The World Bank

An examination of whether the World Bank is an effective organization in the international economy.

This paper examines the role of the World Bank in alleviating countries from economic dilemmas. It concludes that the World Bank, ever since its inception, has not been able to address the problems that its member countries face nor has it been able to successfully implement structural adjustment programs. It explains that, instead, it merely played the role of a mediator for the private sectors of the donor countries and the receiving countries.
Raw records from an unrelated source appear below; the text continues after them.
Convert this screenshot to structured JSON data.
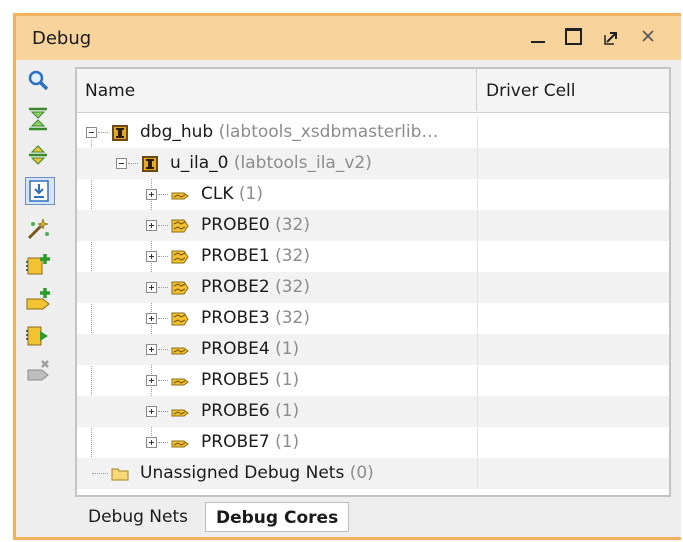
{
  "window": {
    "title": "Debug"
  },
  "toolbar": {
    "icons": [
      "search-icon",
      "collapse-all-icon",
      "expand-all-icon",
      "auto-connect-icon",
      "run-wizard-icon",
      "add-probes-icon",
      "create-debug-port-icon",
      "assign-net-icon",
      "delete-icon"
    ]
  },
  "table": {
    "columns": [
      "Name",
      "Driver Cell"
    ],
    "rows": [
      {
        "name": "dbg_hub",
        "meta": "(labtools_xsdbmasterlib…",
        "driver": ""
      },
      {
        "name": "u_ila_0",
        "meta": "(labtools_ila_v2)",
        "driver": ""
      },
      {
        "name": "CLK",
        "meta": "(1)",
        "driver": ""
      },
      {
        "name": "PROBE0",
        "meta": "(32)",
        "driver": ""
      },
      {
        "name": "PROBE1",
        "meta": "(32)",
        "driver": ""
      },
      {
        "name": "PROBE2",
        "meta": "(32)",
        "driver": ""
      },
      {
        "name": "PROBE3",
        "meta": "(32)",
        "driver": ""
      },
      {
        "name": "PROBE4",
        "meta": "(1)",
        "driver": ""
      },
      {
        "name": "PROBE5",
        "meta": "(1)",
        "driver": ""
      },
      {
        "name": "PROBE6",
        "meta": "(1)",
        "driver": ""
      },
      {
        "name": "PROBE7",
        "meta": "(1)",
        "driver": ""
      },
      {
        "name": "Unassigned Debug Nets",
        "meta": "(0)",
        "driver": ""
      }
    ]
  },
  "tabs": [
    {
      "label": "Debug Nets"
    },
    {
      "label": "Debug Cores"
    }
  ],
  "colors": {
    "title_bar": "#f8d39b",
    "frame_border": "#f4b15d",
    "core_icon": "#b8860b",
    "probe_icon": "#f1c232"
  }
}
“Ever since inception, member countries and countries that resorted to the World Bank for this purpose have time and gain faced disappointment. Some of the main factors responsible for the disappointment had been perception of the problems involved, bureaucracies, coordination, corruption and disconnection. These areas have been ignored and gradually have become the leading causes for the Bank’s failures in addressing structural adjustment problems (Robert, 2000). Currently the World Bank is facing a lot of adverse publicity due to this same fact which leads the readers to question whether the existence of the Bank have any usage if at all and why do the world communities continue to rely on the World Bank for economic reformation.”